Open Social Fund

Promoting W3C ActivityPub and beyond

Submit a proposal

If the medium is the message, then social media are probably the least coherent message humanity has had to deal with so far. Social media are a discontinuity in how we communicate — a different kind of communication constellation colonising the flock, invoking new classes of group dynamics and interpersonal relationships. Social media have proven capable of deeply affecting society and hijacking the public opinion through an undertow of viral misinformation. Social media are not just a phenomenon that we need to understand better, but also something we can and should actively shape.

Corporate social platforms in particular typically are driven by the undesirable interplay of monetisation and algorithmic hunger (for more advertising). Unlike many traditional media where reputation of the individual author matters, and the channel bears editorial responsibility, social media are perceived as free-for-all platforms that can hardly be blamed for excesses. This invokes a waterfall of expendable opinions and bias, the continuous exposure to which tends to quickly exhaust human comprehension.

With the cultural arena that bonded us across social stratification and geographic distance in the past now nearly abandoned, corporate social media have already partially taken over society.

This is where the Open Social Fund comes into play. The goal of this dedicated fund is to assist in transitioning to the Fediverse, which brings social media back home to the open web platform and federates rather than centralises. The name groups together everything that federates into a single word — a porte-manteau of federation and universe. Of course this name leaves interoperability at the federation layer out of the picture, and (continuing that metaphor) leaves it more fine-grained celestial naming conventions like galaxy or solar system.

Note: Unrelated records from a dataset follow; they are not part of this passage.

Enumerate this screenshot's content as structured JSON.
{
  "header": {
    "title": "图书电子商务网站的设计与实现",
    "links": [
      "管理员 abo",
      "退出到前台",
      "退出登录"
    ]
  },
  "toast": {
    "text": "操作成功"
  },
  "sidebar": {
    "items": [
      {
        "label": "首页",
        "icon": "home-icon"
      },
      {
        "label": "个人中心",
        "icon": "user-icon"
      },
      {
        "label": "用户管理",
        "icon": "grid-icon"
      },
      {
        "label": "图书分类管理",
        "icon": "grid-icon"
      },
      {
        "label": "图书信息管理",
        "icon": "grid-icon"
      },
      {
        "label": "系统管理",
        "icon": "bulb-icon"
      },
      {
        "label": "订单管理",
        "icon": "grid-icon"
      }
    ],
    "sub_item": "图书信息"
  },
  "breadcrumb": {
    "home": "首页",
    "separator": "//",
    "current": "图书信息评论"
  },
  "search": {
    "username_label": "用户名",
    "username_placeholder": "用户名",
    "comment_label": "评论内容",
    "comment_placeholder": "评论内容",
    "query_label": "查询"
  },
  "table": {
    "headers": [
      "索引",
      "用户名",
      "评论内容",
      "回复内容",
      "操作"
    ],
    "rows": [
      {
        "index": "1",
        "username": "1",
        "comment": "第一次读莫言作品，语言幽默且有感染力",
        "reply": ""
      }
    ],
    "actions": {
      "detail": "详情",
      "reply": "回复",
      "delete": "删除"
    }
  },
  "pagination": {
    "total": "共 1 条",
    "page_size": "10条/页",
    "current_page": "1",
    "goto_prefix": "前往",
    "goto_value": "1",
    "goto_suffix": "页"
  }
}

The particular interest of the Open Social Fund in the Fediverse is the galaxy of W3C ActivityPub, and its surrounding area. This consists of free and open source technologies across the whole social media spectrum using the same standard, ranging from what used to be called microblogging to grassroots link sharing communities, from forum applications to media collections and podcasting — anywhere where users and application not only want to follow developments, but also talk back and interact contextually as a group.

NLnet has financially supported research and development of tens of W3C ActivityPub related efforts. The Open Social Fund is intended to be complementary to the funding of R&D work, which is typically within the scope of larger funds like NGI Zero. Because it is a private fund, there are less restrictions on what it can be spent on. Therefore, don’t be afraid to send something out-of-the-box if you think you can contribute to the topic: it really is an open call. Of course, it needs to make technical sense, be frugal and have impact.

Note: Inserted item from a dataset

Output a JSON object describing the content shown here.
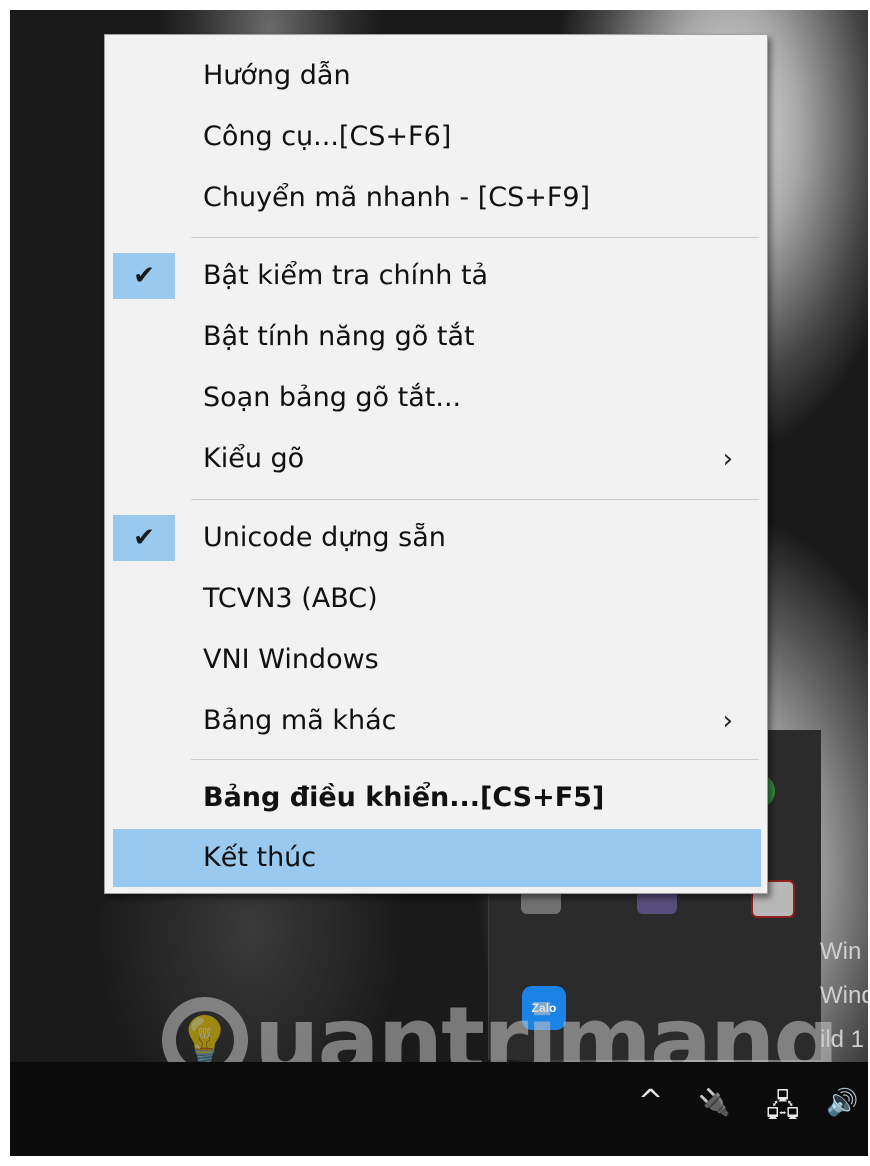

Our goal with the Open Social Fund is to help to restore balance in the social media landscape of today and tomorrow. By redecentralising the internet, we help make it healthier and more robust for the benefit of society.

We are seeking project proposals between 5.000 and 50.000 €; beyond the financial contribution, we may be able to provide you with other kinds of auxiliary help. In total, the Open Social Fund will invest 480 000 € in small to medium-size grants towards social media solutions which improve the status quo. If the topic is important, and you have budget to spare, we welcome additional donations.

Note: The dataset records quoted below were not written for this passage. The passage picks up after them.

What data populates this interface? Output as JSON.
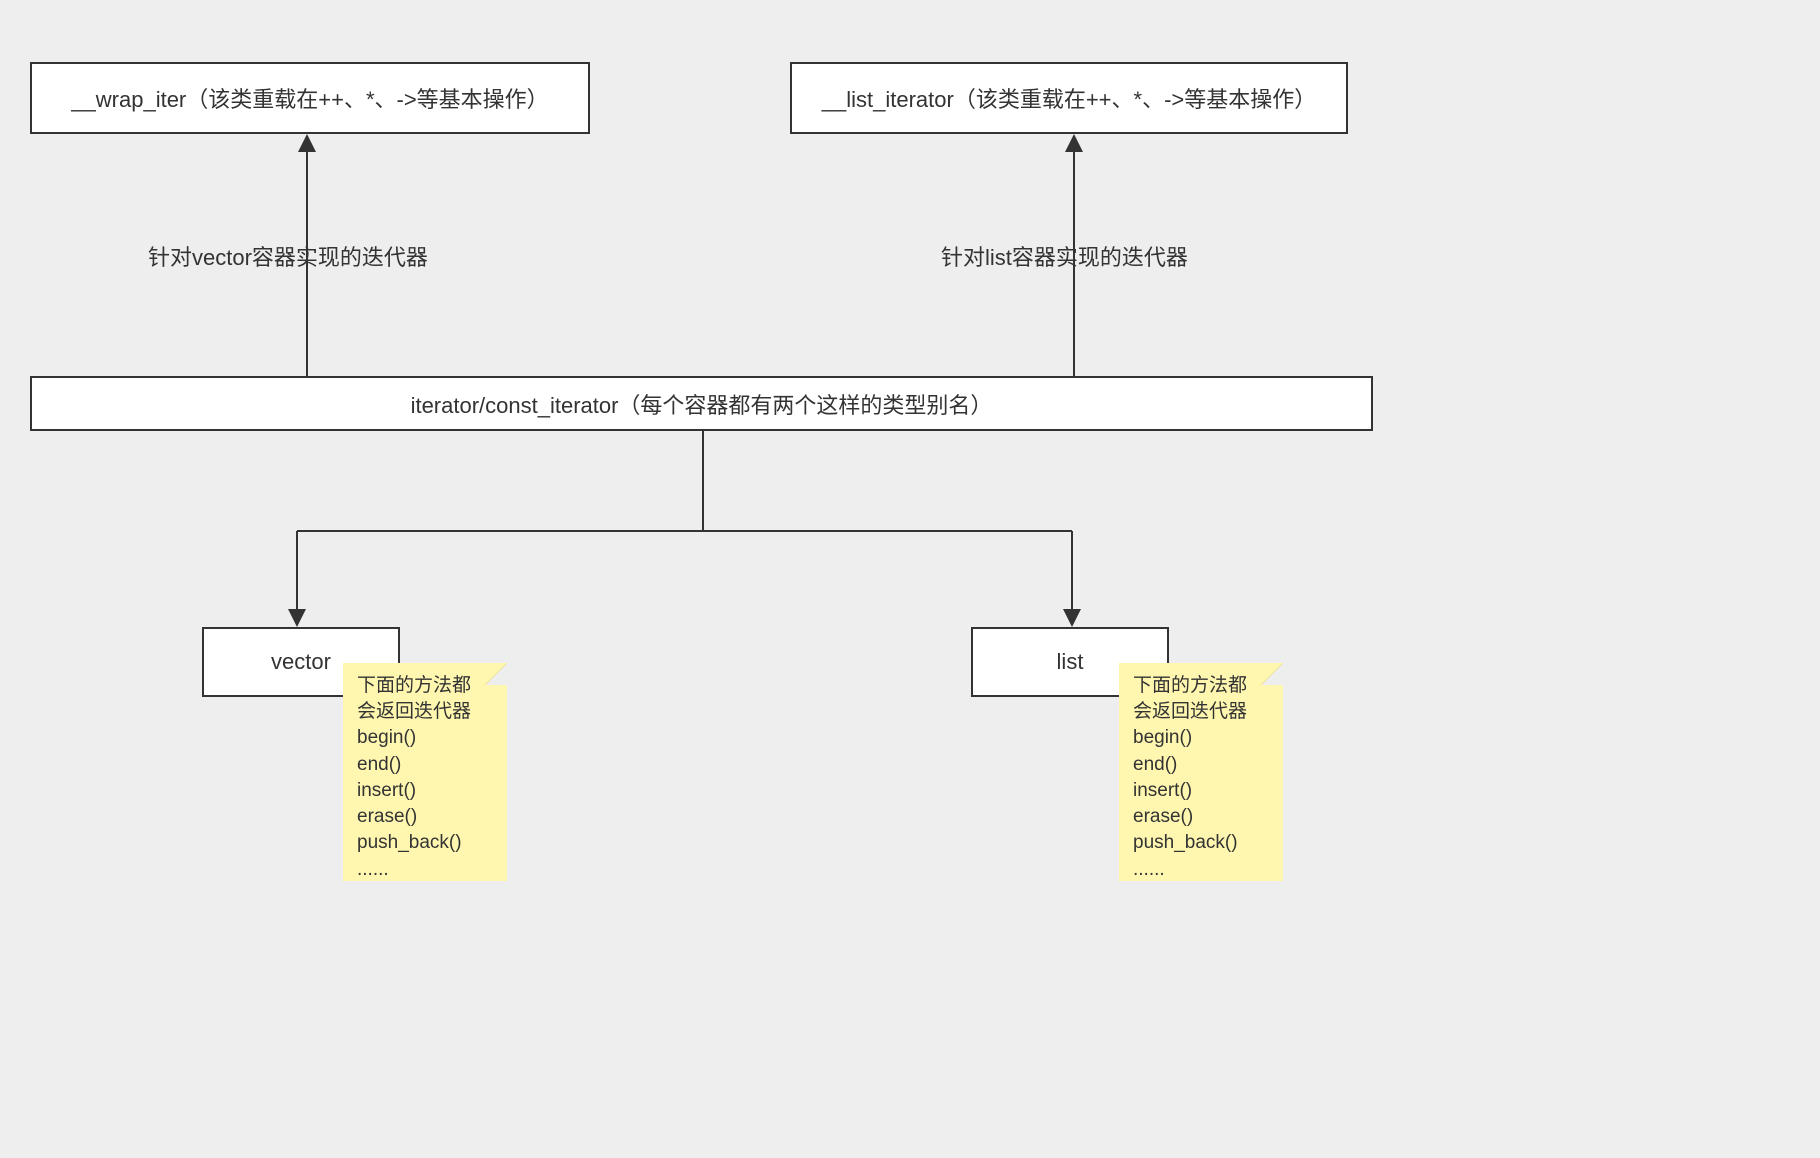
{
  "boxes": {
    "wrap_iter": "__wrap_iter（该类重载在++、*、->等基本操作）",
    "list_iter": "__list_iterator（该类重载在++、*、->等基本操作）",
    "main": "iterator/const_iterator（每个容器都有两个这样的类型别名）",
    "vector": "vector",
    "list": "list"
  },
  "arrow_labels": {
    "vector_impl": "针对vector容器实现的迭代器",
    "list_impl": "针对list容器实现的迭代器"
  },
  "notes": {
    "lines": [
      "下面的方法都",
      "会返回迭代器",
      "begin()",
      "end()",
      "insert()",
      "erase()",
      "push_back()",
      "......"
    ]
  }
}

There are no separate calls to be held for this fund. Your application to the Open Social Fund can be made through the general Open Call of NLnet. If your projects fits with the fund, NLnet will contact you. The next opportunity to submit is June 1st 2024 12:00 CEST (noon).

Submit a proposal


Project results for projects funded by NLnet always become available under a free or open source license, so anyone can read and validate the source code, and anyone can use the code or open data to create solutions that fits their own purposes. The right to reuse and right to repair not only allow for unrestricted scrutiny and permissionless innovation, but also help to reduce e-waste. And the use of standards enables interoperability and redundancy in implementation to reduce the risk of compromise and failure.